**TASK**
Retype each entry below precisely as it reads.

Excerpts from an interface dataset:
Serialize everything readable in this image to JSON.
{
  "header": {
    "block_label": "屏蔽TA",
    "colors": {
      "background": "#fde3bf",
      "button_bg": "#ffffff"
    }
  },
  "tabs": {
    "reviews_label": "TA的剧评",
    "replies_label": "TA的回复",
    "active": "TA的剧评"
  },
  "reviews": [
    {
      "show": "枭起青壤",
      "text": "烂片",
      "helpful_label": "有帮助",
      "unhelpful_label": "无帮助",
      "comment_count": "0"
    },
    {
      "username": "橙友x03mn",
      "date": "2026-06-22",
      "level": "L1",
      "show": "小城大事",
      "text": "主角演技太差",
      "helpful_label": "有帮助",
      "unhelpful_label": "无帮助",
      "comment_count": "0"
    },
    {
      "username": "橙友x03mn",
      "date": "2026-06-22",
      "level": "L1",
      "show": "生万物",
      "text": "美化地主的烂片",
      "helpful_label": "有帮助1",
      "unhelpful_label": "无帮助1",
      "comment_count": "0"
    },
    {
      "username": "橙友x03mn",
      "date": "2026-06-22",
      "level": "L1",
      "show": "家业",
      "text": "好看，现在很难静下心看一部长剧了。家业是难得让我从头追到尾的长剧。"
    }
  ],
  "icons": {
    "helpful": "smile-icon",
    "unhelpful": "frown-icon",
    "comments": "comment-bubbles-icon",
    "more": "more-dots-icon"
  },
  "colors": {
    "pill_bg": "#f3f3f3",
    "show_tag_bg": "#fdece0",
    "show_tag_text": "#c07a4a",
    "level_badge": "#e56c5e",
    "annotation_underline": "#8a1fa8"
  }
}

**YOUR SOLUTION**
Serialize everything readable in this image to JSON.
{
  "header": {
    "block_label": "屏蔽TA",
    "colors": {
      "background": "#fde3bf",
      "button_bg": "#ffffff"
    }
  },
  "tabs": {
    "reviews_label": "TA的剧评",
    "replies_label": "TA的回复",
    "active": "TA的剧评"
  },
  "reviews": [
    {
      "show": "枭起青壤",
      "text": "烂片",
      "helpful_label": "有帮助",
      "unhelpful_label": "无帮助",
      "comment_count": "0"
    },
    {
      "username": "橙友x03mn",
      "date": "2026-06-22",
      "level": "L1",
      "show": "小城大事",
      "text": "主角演技太差",
      "helpful_label": "有帮助",
      "unhelpful_label": "无帮助",
      "comment_count": "0"
    },
    {
      "username": "橙友x03mn",
      "date": "2026-06-22",
      "level": "L1",
      "show": "生万物",
      "text": "美化地主的烂片",
      "helpful_label": "有帮助1",
      "unhelpful_label": "无帮助1",
      "comment_count": "0"
    },
    {
      "username": "橙友x03mn",
      "date": "2026-06-22",
      "level": "L1",
      "show": "家业",
      "text": "好看，现在很难静下心看一部长剧了。家业是难得让我从头追到尾的长剧。"
    }
  ],
  "icons": {
    "helpful": "smile-icon",
    "unhelpful": "frown-icon",
    "comments": "comment-bubbles-icon",
    "more": "more-dots-icon"
  },
  "colors": {
    "pill_bg": "#f3f3f3",
    "show_tag_bg": "#fdece0",
    "show_tag_text": "#c07a4a",
    "level_badge": "#e56c5e",
    "annotation_underline": "#8a1fa8"
  }
}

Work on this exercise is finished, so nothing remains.